“Willson and Helfet had a lot of ground to make up to catch up to Zach,” he said. “Both guys have improved with their play time. Luke has really done a very good job. He’s making really good progress. We’ve been able to run the ball with both guys. There was a little time in the first couple weeks where we struggled a little bit, but those guys started to add in.”
The damaged dozen
Going back to mini-camp, the Seahawks have used the injured reserve list a dozen times in 2014, mostly on backups but now three starters:
NT Brandon Mebane, TE Zach Miller, FB Derrick Coleman, DT Greg Scruggs, C/G Stephen Schilling, LB Heath Farwell, TE Anthony McCoy, DE Cassius Marsh, DT Jesse Williams, LB Mike Taylor, OT D’Anthony Smith, WR David Gilreath.
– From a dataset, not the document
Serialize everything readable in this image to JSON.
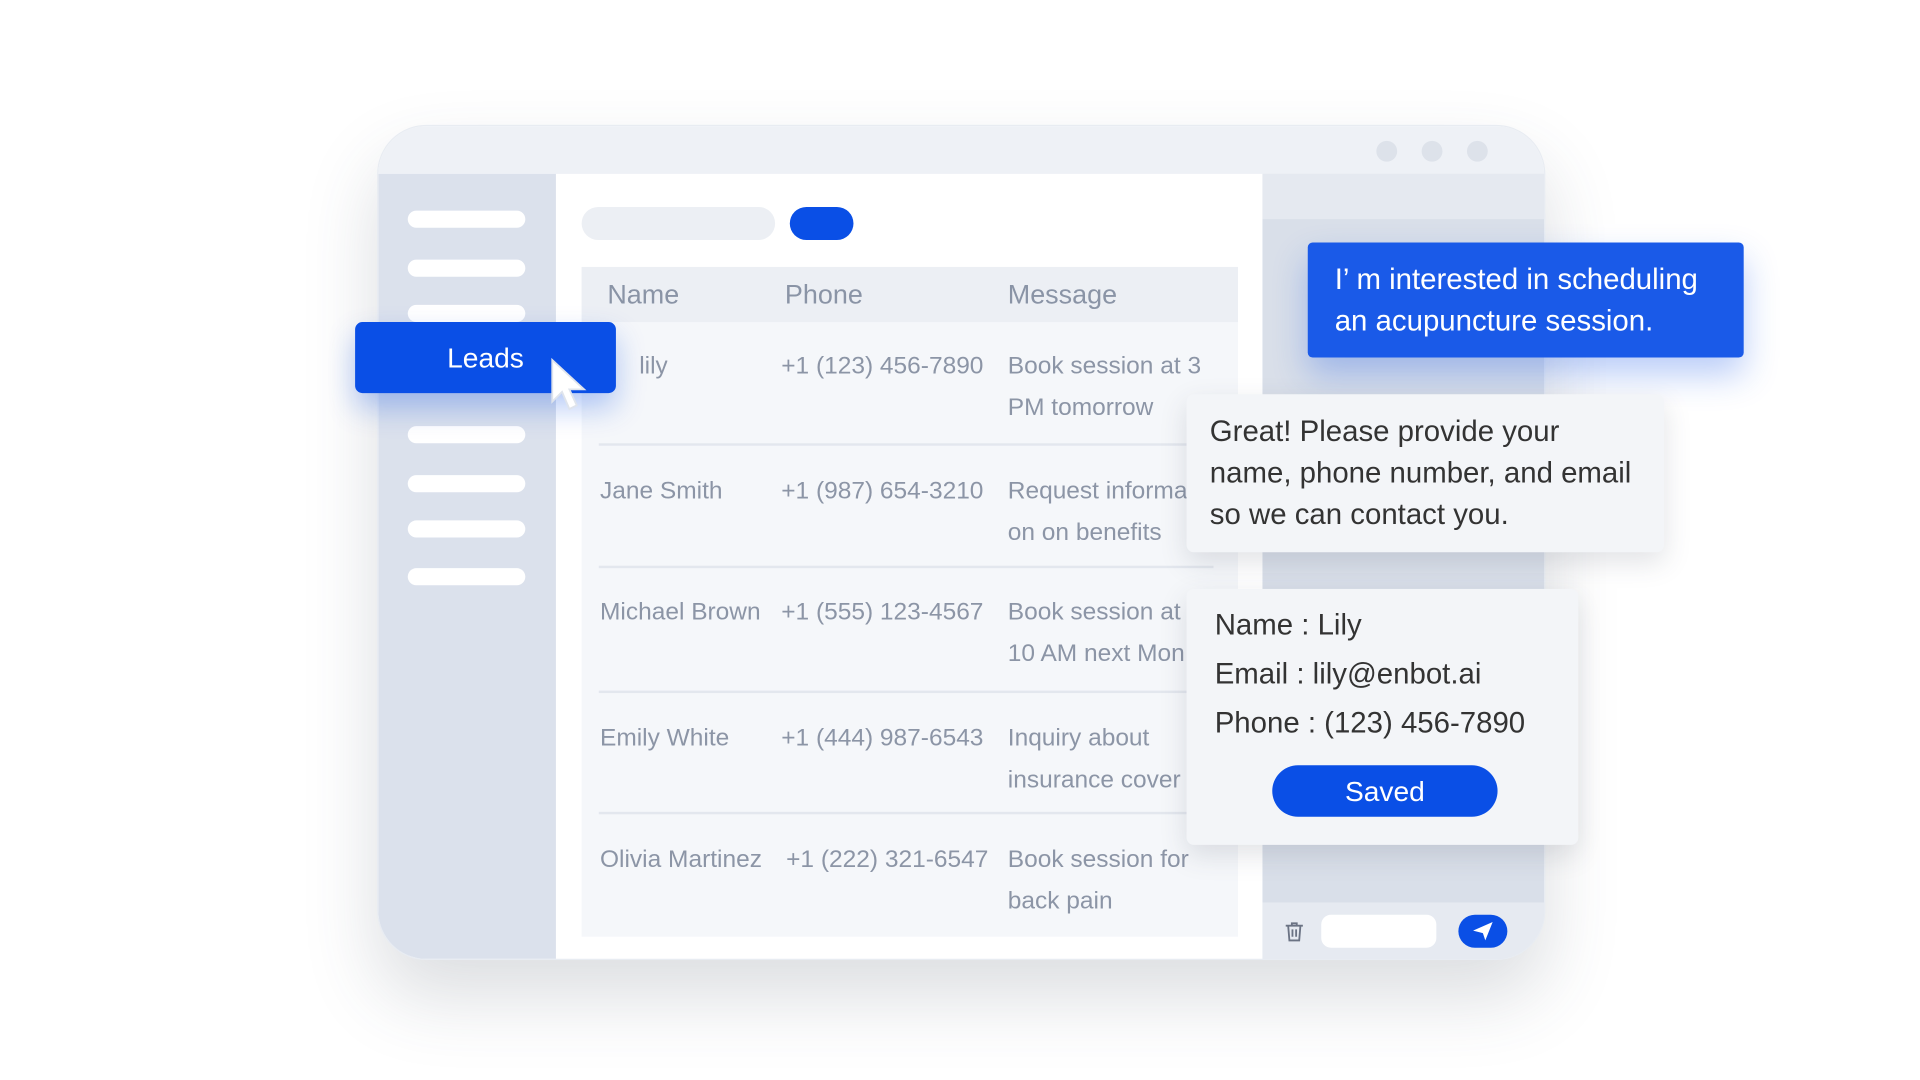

Miller had surgery after the week 3 win over Denver, and was estimated to be out four to six weeks but “it never really responded the way that they had hoped,” Carroll said. He’s under contract through 2015 . . . To fill Miller’s spot on the 53-man roster, the Seahawks brought back a familiar face — LB Allen Bradford, who was on Cleveland’s practice squad and got the call while he was at a Toys R Us store with his two kids. He arrived in about 16 hours. Bradford was a running back at USC under Carroll . . . Heard the report that the Seahawks tried to talk retired WR Randy Moss into returning after the Percy Harvin trade? “Glad you asked — that never happened,” Carroll said. But he did joke that he might have received a call from Terrell Owens, who had a tryout with the Seahawks a couple of years ago . . . The injury report Wednesday had six players not practicing: LG James Carpenter (ankle), TE Luke Willson (ankle), CB Marcus Burley (hamstring), RB Marshawn Lynch (calf), LB Brock Coyle (gluteus strain), Michael Bennett (not injury related). Listed as questionable were TE Cooper Helfet (knee), LB Malcolm Smith (groin), CB Jeremy Lane (groin) . . . After missing two games, SS Kam Chancellor was a full go.